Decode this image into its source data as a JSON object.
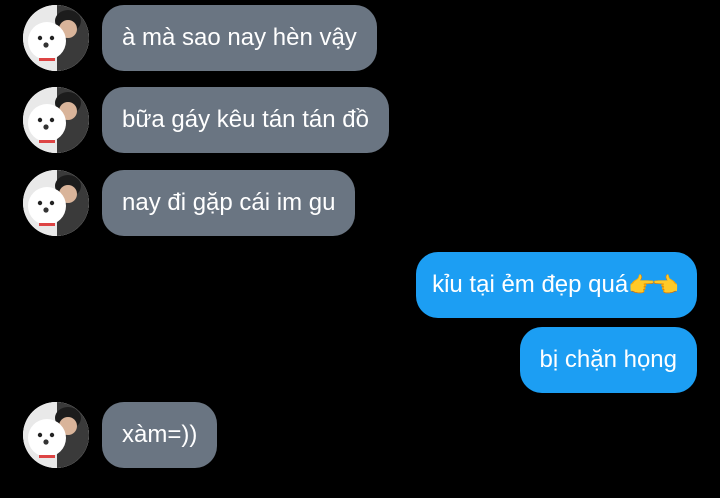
{
  "colors": {
    "incoming_bubble": "#6a7582",
    "outgoing_bubble": "#1c9ef3",
    "background": "#000000"
  },
  "messages": [
    {
      "side": "incoming",
      "text": "à mà sao nay hèn vậy"
    },
    {
      "side": "incoming",
      "text": "bữa gáy kêu tán tán đồ"
    },
    {
      "side": "incoming",
      "text": "nay đi gặp cái im gu"
    },
    {
      "side": "outgoing",
      "text": "kỉu tại ẻm đẹp quá",
      "emoji": "👉👈"
    },
    {
      "side": "outgoing",
      "text": "bị chặn họng"
    },
    {
      "side": "incoming",
      "text": "xàm=))"
    }
  ]
}
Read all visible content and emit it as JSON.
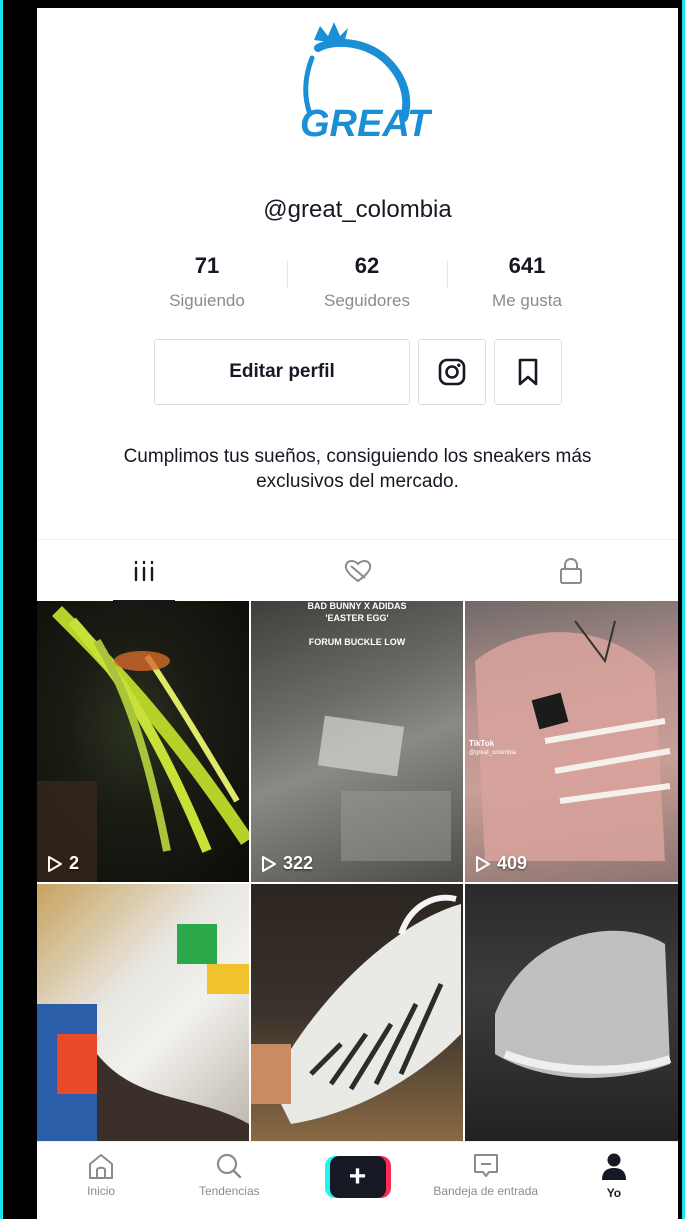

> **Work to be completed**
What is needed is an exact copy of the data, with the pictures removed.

> **Response to the exercise**
Decode this image into its source data as a JSON object.
{
  "colors": {
    "incoming_bubble": "#6a7582",
    "outgoing_bubble": "#1c9ef3",
    "background": "#000000"
  },
  "messages": [
    {
      "side": "incoming",
      "text": "à mà sao nay hèn vậy"
    },
    {
      "side": "incoming",
      "text": "bữa gáy kêu tán tán đồ"
    },
    {
      "side": "incoming",
      "text": "nay đi gặp cái im gu"
    },
    {
      "side": "outgoing",
      "text": "kỉu tại ẻm đẹp quá",
      "emoji": "👉👈"
    },
    {
      "side": "outgoing",
      "text": "bị chặn họng"
    },
    {
      "side": "incoming",
      "text": "xàm=))"
    }
  ]
}
Read all visible content and emit it as JSON.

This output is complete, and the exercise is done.